Saturday, November 02, 2013

"12 Years a Slave" … by gimleteye

I hadn't thought there was a movie worth watching in megaplex land, but there is one: "12 Years a Slave". The film opened yesterday and traces the improbable, entirely believable story of a free black man living in Saratoga, New York -- prosperous and well-liked in his community long before the Civil War. In 1841, Solomon Northrup was kidnapped and sold into slavery through a choice to make some additional money while his wife was away on a cooking job. Without a trace Northrup vanishes from a life of comfort and happiness and is hauled into the world of slavers, slavery, and the cruelty of plantation life in the deep South.

Northrup survives and lives, thanks to the kindness of one stranger who writes -- 12 years after his disappearance -- to a friend in Saratoga. The friend arrives by coach in the depths of bayou country and literally plucks Northrup from despair, while leaving his comrades in the pit of slavery. As the horse driven coach pulls away, we pull away too.

In the coda, the director -- Steve McQueen -- notes for the audience that this story, based on a book by Northrup written after his escape, is one of the few documenting African Americans kidnapped from the north and sold to plantation owners in the south; a thriving human traffic leading up to the Civil War. The film does not rest in the broad visuals in the mass exportation of free men and women from Africa, but in the bottom feeders of economic growth that needed engines of slave labor to create wealth from cotton farms, supplying raw materials for the looms of New England.

The achievement of this film is remarkable.
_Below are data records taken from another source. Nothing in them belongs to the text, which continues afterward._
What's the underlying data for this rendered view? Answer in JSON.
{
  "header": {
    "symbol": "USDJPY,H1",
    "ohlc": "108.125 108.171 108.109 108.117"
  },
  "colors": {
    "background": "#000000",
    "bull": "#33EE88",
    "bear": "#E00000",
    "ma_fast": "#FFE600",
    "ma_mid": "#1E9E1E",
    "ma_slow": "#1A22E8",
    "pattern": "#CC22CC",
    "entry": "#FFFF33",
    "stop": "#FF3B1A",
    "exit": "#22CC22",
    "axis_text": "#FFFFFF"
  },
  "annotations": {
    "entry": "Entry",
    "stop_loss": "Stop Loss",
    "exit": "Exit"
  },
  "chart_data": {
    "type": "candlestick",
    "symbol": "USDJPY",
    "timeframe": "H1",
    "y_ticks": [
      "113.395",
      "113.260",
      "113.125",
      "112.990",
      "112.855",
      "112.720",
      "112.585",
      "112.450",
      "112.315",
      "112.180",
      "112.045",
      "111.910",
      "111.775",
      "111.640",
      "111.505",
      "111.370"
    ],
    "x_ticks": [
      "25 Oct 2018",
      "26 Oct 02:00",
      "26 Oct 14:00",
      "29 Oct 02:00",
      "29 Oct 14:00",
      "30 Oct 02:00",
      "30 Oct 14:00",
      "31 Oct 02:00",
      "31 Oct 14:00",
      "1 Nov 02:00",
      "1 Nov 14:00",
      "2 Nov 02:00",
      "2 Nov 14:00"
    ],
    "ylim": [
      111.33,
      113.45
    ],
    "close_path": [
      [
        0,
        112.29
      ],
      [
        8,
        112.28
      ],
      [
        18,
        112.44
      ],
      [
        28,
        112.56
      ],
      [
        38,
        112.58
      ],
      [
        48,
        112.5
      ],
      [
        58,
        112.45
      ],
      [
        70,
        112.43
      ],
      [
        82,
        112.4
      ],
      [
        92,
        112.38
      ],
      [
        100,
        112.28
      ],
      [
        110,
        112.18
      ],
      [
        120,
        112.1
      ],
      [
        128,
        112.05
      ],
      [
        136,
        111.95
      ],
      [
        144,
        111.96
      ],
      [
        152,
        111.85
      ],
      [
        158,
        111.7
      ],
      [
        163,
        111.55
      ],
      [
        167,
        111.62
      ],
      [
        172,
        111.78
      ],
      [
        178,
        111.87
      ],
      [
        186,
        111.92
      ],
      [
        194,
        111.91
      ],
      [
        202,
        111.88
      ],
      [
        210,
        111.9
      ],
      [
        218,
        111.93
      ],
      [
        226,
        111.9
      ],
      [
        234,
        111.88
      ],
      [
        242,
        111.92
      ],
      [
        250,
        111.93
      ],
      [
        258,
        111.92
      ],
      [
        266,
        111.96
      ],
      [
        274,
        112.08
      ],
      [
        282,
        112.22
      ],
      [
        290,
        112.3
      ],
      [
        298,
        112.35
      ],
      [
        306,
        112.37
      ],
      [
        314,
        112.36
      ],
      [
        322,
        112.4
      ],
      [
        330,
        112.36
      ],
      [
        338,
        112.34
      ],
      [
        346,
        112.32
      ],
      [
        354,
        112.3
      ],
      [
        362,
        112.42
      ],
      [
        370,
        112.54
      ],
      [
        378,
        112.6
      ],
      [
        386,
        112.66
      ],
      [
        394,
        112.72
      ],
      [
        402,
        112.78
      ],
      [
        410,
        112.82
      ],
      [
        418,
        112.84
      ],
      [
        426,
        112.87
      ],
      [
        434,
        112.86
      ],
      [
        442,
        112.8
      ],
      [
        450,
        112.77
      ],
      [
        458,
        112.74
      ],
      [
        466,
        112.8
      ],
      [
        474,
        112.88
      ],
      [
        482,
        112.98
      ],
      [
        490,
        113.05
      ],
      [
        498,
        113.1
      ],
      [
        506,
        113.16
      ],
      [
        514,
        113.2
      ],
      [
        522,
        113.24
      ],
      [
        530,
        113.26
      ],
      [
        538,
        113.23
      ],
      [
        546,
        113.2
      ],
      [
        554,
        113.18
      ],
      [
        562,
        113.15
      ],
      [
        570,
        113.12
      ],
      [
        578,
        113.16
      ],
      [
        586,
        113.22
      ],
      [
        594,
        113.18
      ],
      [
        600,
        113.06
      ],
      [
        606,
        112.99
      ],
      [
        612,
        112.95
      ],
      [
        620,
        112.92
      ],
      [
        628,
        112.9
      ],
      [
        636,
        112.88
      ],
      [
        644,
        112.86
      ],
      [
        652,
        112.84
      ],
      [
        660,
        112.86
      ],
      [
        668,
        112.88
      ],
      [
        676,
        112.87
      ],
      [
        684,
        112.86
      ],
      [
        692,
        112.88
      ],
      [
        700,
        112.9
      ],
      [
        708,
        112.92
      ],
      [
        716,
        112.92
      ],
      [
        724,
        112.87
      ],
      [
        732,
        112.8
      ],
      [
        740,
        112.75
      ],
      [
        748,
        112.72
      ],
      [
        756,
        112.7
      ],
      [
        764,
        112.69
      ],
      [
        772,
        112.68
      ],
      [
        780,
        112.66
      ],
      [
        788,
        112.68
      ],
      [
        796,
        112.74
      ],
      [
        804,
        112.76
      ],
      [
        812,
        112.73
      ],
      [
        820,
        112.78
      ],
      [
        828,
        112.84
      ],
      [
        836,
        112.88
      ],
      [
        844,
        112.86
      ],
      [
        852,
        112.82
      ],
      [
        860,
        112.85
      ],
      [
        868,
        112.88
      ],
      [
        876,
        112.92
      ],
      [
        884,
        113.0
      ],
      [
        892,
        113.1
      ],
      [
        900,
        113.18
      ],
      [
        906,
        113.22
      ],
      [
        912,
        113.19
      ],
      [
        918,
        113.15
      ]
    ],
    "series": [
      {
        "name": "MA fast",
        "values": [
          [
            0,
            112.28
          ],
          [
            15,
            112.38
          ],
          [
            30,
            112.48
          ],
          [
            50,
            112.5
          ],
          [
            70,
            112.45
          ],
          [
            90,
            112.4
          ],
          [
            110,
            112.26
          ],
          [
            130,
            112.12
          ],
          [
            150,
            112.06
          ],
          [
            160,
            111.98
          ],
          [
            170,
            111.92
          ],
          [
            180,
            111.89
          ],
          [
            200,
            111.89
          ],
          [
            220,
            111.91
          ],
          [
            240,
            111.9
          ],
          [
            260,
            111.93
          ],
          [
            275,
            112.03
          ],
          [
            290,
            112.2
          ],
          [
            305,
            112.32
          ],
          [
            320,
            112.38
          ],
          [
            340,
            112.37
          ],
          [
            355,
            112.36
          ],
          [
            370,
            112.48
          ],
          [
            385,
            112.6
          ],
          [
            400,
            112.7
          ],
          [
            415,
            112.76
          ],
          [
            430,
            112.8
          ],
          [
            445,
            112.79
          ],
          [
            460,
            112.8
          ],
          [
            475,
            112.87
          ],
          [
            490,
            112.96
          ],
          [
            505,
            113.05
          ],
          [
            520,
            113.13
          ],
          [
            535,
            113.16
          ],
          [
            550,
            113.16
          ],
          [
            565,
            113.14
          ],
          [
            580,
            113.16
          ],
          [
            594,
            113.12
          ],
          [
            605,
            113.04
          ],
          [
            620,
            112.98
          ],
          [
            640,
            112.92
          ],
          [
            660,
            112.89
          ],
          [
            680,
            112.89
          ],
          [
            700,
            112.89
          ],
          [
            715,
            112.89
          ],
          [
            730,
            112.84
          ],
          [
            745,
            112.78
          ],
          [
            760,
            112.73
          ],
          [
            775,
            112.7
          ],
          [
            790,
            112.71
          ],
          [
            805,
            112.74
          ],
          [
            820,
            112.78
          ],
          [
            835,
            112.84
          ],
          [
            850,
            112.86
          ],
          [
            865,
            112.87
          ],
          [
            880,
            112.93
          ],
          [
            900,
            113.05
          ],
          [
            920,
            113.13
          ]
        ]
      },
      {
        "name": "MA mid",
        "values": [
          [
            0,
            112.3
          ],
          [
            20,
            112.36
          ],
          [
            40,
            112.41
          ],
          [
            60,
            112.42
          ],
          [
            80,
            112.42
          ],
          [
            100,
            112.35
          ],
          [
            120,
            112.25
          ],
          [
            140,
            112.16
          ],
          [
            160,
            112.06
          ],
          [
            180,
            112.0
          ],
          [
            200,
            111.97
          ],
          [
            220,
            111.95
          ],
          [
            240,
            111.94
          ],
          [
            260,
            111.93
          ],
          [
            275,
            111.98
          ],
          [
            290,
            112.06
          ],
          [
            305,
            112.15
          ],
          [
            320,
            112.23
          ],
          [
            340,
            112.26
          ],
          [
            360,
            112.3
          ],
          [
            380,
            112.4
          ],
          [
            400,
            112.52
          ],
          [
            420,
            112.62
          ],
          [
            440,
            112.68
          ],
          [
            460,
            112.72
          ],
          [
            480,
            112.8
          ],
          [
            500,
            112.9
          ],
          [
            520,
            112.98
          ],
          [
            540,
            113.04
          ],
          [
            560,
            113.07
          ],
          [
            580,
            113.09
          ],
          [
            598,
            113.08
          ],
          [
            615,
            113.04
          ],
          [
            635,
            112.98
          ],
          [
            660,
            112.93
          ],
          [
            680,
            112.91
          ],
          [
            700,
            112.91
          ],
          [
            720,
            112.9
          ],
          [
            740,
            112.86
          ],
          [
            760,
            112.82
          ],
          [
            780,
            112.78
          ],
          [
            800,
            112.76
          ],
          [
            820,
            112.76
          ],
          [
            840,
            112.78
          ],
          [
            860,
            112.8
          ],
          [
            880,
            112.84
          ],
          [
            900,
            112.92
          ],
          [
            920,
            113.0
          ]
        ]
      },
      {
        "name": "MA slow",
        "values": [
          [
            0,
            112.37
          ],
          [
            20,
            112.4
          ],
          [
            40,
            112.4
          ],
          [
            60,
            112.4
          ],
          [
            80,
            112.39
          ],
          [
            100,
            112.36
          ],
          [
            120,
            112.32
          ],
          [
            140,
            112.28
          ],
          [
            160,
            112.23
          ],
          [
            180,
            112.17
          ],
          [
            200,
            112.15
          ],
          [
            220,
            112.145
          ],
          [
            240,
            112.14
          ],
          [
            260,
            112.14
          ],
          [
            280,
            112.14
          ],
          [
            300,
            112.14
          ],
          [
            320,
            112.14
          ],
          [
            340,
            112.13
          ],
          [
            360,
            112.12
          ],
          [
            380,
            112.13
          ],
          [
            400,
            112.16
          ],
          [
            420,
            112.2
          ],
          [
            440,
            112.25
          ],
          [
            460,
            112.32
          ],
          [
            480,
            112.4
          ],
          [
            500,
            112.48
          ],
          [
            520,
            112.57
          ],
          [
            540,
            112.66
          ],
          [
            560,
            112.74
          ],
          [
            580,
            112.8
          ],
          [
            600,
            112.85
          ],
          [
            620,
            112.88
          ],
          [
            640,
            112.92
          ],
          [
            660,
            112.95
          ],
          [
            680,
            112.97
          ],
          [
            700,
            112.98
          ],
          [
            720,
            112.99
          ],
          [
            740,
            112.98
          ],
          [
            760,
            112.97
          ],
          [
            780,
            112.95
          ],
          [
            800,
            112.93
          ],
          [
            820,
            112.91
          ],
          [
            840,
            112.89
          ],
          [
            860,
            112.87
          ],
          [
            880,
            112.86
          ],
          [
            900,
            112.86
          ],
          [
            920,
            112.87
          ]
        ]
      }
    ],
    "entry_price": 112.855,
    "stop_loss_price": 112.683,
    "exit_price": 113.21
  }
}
Although the film is two and a half hours long, its director captures in terse simplicity characters who succumbed to slavery and its evils that hang like inescapable heat over the bayou. There is scarcely a moment of the film that the characters are not sweating or crying the excretions of slavery. McQueen, through characters carefully drawn by writer John Ridley, shows the extent to which men and women are not only capable of the worst cruelties to others but of institutionalizing cruelty so it becomes a normative value. Director McQueen does this by extending excruciating compassion cutting back and forth between worlds at once terrifying in abject horror and the easy grace of wealth and masks that money affords. There are lessons, here, for the present too.

Like Shoah, the length of the film imparts anxiety: Americans cannot escape the legacy of slavery any more than Germans, the Holocaust, or modern examples of genocide. "12 Years of Slavery" is not only worth the price of admission, it would do well for Americans to watch the film and consider the debts of history -- particularly as applies to African Americans trapped in generational poverty -- to consider how, nearly one hundred seventy years later, indescribable suffering ripples from evil that was, in fundamental aspects, the foundation of the United States.


Ira said...

Sorry to hear about your white guilt. Neither I nor any living American has owned a slave. Meanwhile slavery continues to thrive in Africa.

Anonymous said...

Ira, no empathy huh? None of us have put a Jewish person in a death camp either.

Anonymous said...

Films like these only serve to relive and prolong the the pain. Every generation, every culture, every part of the world has its cruelty story. The Spaniards conquering the indians in Mexico and all over the Caribbean; the whites killing and burning native american indians; Christians burning witches, etc. I don't see what good can come out of films like these, except to add salt to the wounds.

Geniusofdespair said...

Because we should NEVER FORGET.